Though I’m a firm believer that it’s important to help our students learn to direct the “grit” they often demonstrate in outside of school activities to the classroom, I’m also clear that there are often forces beyond their control that can frustrate whatever grit they demonstrate (see my Ed Week column, ‘It’s Time to Change the Conversation About Grit’). These “forces” can include socio/economic ones (see Poor kids who do everything right don’t do better than rich kids who do everything wrong from the Washington Post) and the biases of teachers themselves (see Teacher race affects black students’ odds of being labeled ‘gifted,’ also from The Washington Post).
Here’s a short segment from the AMC show “Better Call Saul” that illustrates that grit is not the cure-all:
An NPR piece writes more about this topic at ‘Saul’ And The Limits Of Hustle.
All this doesn’t mean we shouldn’t encourage grit.
It does mean, however, that we should also keep in mind what I wrote in that Ed Week post:

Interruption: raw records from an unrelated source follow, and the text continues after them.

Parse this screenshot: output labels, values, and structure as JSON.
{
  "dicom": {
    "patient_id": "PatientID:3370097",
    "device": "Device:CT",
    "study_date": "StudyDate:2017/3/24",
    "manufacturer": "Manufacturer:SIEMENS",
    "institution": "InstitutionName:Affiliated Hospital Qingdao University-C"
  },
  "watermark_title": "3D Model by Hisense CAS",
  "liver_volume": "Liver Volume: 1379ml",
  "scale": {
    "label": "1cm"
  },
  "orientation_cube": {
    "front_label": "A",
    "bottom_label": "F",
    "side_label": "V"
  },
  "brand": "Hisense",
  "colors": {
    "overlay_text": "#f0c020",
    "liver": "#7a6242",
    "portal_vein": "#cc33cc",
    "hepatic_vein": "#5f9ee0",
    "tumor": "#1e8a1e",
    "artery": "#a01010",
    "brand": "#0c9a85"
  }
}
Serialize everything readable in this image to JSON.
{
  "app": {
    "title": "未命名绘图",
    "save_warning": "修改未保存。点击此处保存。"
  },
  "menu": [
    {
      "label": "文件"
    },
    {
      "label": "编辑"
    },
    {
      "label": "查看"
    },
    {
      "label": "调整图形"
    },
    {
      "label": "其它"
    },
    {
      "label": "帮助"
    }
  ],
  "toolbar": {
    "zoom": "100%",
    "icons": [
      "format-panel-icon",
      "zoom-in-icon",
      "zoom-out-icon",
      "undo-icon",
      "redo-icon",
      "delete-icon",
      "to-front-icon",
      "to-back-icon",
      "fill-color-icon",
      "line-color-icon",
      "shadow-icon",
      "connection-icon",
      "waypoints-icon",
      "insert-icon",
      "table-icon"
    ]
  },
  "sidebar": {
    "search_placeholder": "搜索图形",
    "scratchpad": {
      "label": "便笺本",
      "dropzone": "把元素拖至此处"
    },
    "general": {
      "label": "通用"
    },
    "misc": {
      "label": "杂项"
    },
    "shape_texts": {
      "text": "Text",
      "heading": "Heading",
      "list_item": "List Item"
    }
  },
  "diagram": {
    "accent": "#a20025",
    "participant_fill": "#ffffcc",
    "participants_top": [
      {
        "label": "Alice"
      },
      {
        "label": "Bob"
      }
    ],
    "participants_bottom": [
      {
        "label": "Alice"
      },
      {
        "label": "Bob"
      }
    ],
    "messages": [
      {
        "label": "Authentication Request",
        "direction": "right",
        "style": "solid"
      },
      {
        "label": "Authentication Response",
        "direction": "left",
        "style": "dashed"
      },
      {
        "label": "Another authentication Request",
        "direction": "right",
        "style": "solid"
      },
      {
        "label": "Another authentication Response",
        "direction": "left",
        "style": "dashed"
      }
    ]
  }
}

Yes, let’s help our students apply academic grit in the context of “the fuller formula for success: effort+strategies+help from others.” However, let’s also help them learn what the formula means outside of the classroom. Let’s assist our students to recognize the socio-economic challenges that they might face and help them acquire active citizenship skills. Then, they can also effectively use their grit to combat those challenges. It is our responsibility as teachers to make sure our students understand one of the mantras of community organizing – we live in the world as it is, not in the world as we’d like it to be.
I’m adding this post to: